My friend and I were in the first or second row. The only thing between us and the stage was a line of bouncers. I remember a Dutch girl who spent time chatting with one of the band’s roadies and I was in total awe of her boldness to do so and the fact that she knew them and they knew her.
I do not remember much of the actual concert but I remember Simon, John and Warren doing a strange kind of dance forming a circle. In addition, I remember them playing three new songs. The show opener was the then unknown Venice Drowning. What a strange show opener considering they were mostly playing to non-fans! Later came Yo Bad Azizi which was amazing live. For me, it pointed the band in the direction of the 90’s where the band seemed to adopt a more defiant and reckless attitude. The last new one was My Family which I didn’t hear again until 2020 by which time it sounded very different from the song I remembered.
What I do remember from this concert was my concern that Simon might not make it home to see Yasmin and the delivery of his first child. Beyond that, what sticks out the most was the contorted faces of the bouncers as they struggled throughout the concert to keep us at bay. This strange fan-bouncer dance twisted its way back and forth in front of the stage throughout the concert. Lots of things could have gone wrong. Nothing did go wrong. But I do believe the festival had underestimated the force of hundreds of eager teen fans and had taken little or no safety precautions. In hindsight this concert was special for me in that the band took chances compared to the first two shows I had attended in 1987 and 1988 which were more plain affairs. I mean – to play three unknown songs, none of which were hit material to people who had spent a long weekend partying and might be considering going home when Duran entered the stage. It was special because the whole audience, not just us in the front rows, were having a party.

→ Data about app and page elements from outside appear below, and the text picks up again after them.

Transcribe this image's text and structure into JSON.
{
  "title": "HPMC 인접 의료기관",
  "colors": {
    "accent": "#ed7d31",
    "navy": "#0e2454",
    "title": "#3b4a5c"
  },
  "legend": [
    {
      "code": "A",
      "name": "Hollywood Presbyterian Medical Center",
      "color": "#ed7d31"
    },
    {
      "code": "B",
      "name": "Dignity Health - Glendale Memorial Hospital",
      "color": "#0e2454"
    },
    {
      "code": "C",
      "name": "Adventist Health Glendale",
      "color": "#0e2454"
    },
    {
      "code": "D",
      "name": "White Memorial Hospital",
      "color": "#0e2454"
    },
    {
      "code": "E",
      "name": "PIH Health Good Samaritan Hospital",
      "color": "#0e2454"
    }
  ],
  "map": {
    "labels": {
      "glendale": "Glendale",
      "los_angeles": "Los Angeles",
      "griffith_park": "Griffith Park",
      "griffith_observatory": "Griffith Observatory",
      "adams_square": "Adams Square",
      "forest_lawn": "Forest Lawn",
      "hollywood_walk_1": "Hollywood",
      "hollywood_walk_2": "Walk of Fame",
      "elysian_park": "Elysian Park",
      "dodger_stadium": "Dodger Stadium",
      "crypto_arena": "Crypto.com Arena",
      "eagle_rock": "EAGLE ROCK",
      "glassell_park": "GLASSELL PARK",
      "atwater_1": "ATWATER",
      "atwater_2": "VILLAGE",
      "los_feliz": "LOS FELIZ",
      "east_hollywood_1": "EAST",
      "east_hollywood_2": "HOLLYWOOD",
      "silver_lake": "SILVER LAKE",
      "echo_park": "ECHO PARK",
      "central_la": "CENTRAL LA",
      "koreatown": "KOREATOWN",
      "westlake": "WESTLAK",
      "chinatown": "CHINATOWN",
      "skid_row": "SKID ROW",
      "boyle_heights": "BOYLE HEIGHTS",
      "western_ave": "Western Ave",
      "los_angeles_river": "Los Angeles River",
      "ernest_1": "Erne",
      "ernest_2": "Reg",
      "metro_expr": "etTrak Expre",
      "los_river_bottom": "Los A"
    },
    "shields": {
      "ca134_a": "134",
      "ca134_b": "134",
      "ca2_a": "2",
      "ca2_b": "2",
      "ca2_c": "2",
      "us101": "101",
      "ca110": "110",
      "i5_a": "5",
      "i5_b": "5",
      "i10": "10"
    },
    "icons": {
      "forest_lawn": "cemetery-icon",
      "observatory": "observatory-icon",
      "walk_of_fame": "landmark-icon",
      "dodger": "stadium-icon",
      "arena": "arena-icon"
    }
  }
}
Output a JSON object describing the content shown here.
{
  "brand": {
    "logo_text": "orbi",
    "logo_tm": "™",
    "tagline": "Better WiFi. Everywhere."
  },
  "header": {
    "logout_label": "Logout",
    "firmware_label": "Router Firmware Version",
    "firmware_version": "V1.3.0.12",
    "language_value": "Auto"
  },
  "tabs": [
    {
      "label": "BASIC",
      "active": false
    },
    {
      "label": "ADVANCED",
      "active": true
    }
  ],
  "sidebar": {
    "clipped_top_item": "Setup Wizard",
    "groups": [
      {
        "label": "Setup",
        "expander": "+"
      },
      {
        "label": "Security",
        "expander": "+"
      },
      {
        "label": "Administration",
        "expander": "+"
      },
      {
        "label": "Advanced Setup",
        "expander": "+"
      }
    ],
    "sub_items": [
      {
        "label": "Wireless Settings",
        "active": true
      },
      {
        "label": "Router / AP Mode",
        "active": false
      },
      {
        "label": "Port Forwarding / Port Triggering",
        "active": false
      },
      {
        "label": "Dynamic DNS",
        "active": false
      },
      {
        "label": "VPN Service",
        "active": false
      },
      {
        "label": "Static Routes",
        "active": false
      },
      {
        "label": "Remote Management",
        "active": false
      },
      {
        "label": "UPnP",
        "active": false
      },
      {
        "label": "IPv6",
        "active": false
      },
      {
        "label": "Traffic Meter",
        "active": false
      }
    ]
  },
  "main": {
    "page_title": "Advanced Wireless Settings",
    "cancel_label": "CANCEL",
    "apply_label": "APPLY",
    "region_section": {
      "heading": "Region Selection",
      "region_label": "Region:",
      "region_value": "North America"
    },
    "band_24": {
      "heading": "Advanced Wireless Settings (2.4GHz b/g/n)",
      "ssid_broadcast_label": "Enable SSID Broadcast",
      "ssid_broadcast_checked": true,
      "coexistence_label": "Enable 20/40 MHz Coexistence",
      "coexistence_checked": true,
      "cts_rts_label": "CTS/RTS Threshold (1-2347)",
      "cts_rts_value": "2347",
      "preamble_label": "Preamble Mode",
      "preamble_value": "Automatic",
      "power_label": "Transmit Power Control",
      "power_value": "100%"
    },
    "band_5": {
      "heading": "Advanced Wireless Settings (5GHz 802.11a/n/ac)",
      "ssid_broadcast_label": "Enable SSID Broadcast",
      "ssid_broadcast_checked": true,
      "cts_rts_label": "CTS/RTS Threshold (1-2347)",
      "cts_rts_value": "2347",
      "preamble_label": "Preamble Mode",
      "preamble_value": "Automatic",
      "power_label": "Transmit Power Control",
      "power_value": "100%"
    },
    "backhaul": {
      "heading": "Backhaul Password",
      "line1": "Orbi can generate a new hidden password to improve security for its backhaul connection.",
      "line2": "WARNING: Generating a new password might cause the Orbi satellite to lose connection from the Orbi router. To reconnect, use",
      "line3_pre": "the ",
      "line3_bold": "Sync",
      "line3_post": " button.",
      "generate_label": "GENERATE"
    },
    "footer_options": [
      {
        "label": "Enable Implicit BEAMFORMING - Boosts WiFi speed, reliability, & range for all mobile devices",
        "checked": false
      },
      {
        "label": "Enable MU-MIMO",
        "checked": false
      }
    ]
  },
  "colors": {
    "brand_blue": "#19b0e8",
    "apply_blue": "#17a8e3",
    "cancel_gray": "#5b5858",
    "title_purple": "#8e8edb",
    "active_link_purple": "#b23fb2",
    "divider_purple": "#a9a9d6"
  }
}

As we left the festival, we talked about the new album and the coming tour. Little did I know that there would be no tour and that information about future tours would pass me by and I would not see Duran Duran live again for nine years.